Take the Green Microgym in Portland, Ore. Adam Boesel opened the facility in 2008 with Human Dynamo machines inside and solar panels on the roof. Boesel reports that his gym generates about 36 percent of its own electricity, saving nearly 40 000 kWh per year—although he admits that the savings come mostly from the solar panels.
“People are very receptive,” says Boesel. He even initiated a program called Burn and Earn, which rewards customers with $1 coupons—redeemable for food, beverages, clothing, and other merchandise—for every hour they operate the electricity-generating equipment. The electricity produced certainly isn't worth a dollar to him. And he'll be lucky if he's still in business when the electricity generated from the machines finally compensates for the extra money he spent on them.
But this might change in the not-too-distant future, if the companies selling retrofitted equipment can ramp up volume and bring costs down. Or if the mainstream manufacturers of exercise machines catch the wave and add an electricity-generation option to their products without charging a large premium for it. If including that feature ups the price only $100 or so—a reasonable prospect given the very minor alterations needed—the payback period would rival that of many other conservation measures.
Boesel can't wait. “I hope this technology is in every piece of equipment in 10 or 15 years,” he says. “A few watts here and there from all of us as we sweat may add up to something significant.”
This article originally appeared in print as “Turning Sweat into Watts.”
About the Author
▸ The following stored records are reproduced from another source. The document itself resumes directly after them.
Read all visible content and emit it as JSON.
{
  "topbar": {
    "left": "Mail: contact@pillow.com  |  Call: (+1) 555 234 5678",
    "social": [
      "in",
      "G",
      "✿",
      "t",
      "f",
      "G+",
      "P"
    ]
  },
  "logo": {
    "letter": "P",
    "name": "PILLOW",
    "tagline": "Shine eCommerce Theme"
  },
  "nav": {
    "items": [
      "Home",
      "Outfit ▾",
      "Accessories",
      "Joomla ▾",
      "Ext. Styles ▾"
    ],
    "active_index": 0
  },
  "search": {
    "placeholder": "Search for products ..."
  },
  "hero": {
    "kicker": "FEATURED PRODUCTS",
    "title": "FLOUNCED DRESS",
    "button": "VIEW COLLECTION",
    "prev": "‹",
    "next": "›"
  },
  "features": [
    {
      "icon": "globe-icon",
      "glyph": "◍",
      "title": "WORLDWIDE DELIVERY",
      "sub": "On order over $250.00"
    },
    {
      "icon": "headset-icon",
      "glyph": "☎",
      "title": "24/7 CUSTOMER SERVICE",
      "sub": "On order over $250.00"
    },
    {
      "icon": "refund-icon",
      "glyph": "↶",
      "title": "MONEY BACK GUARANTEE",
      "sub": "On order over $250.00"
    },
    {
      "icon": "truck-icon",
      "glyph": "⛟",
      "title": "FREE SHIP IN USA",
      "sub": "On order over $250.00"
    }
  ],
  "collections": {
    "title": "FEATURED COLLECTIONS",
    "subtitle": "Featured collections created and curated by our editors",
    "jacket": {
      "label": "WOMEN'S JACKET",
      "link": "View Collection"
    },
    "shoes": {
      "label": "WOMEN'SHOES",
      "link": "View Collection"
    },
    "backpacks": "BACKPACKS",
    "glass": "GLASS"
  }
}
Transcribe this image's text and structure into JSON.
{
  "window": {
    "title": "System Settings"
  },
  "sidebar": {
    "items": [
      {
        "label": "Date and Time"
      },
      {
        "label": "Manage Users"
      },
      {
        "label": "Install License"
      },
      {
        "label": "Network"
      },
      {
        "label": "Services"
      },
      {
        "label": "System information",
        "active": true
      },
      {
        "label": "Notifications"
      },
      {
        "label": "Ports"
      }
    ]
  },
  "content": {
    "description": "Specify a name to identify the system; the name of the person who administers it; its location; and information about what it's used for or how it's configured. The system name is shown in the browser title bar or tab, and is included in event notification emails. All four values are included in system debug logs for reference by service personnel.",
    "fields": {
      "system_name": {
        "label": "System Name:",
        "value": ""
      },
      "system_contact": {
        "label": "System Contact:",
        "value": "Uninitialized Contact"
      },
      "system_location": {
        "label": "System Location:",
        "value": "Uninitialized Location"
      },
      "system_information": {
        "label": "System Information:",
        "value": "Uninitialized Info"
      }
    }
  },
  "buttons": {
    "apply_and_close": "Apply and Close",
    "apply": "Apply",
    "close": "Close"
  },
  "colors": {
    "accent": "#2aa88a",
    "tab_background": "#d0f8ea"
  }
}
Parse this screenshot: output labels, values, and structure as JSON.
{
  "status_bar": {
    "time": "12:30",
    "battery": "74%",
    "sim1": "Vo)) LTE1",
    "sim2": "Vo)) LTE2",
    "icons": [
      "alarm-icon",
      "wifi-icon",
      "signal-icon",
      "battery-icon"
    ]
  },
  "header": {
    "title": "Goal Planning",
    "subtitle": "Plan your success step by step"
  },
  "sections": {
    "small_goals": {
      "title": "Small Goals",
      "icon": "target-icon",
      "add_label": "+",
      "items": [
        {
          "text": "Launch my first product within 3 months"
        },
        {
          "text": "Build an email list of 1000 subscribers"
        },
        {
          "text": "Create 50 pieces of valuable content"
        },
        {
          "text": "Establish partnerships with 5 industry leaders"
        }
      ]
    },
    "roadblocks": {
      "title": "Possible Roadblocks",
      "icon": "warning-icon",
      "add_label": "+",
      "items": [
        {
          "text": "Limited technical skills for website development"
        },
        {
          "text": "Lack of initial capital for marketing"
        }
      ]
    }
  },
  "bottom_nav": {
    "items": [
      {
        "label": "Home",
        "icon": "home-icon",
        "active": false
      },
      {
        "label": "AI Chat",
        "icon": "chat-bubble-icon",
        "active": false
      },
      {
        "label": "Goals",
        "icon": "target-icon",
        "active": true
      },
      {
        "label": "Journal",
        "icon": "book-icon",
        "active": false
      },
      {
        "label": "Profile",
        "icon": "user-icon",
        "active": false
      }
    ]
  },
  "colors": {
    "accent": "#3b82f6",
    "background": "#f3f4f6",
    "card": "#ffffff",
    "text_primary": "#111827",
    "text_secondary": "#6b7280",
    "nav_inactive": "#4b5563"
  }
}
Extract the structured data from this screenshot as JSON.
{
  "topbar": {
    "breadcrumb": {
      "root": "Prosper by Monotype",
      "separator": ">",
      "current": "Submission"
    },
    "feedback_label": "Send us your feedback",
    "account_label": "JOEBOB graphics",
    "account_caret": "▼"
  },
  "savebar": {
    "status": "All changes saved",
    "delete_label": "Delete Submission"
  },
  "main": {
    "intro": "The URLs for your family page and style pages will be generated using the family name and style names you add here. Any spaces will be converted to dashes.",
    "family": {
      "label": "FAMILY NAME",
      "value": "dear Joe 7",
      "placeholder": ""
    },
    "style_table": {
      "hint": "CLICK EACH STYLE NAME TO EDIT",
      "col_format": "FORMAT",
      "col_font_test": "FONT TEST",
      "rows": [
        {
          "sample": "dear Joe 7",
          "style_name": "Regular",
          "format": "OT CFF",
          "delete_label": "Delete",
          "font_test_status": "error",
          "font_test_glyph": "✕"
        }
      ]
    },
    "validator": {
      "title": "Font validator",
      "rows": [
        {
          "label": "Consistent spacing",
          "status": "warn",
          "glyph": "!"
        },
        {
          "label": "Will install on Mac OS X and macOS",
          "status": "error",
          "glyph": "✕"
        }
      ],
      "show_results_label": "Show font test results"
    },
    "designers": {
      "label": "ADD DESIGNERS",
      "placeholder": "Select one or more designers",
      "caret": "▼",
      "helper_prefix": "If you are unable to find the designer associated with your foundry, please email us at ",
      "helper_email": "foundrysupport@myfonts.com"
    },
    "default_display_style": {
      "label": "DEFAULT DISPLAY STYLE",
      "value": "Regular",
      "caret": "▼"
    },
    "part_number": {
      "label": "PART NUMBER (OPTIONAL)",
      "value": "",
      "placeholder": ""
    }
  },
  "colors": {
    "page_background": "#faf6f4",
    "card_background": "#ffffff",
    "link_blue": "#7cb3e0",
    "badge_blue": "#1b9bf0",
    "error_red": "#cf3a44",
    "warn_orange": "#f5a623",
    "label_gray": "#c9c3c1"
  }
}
Tom Gibson is a consulting mechanical engineer specializing in renewable energy and recycling and a freelance writer covering technology. He's also an avid mountain biker and laments that he didn't get to try out the electricity-producing exercise bicycles he describes in “Turning Sweat Into Watts.” “But I did take apart my wife's StairMaster to see how typical exercise machines work,” he says.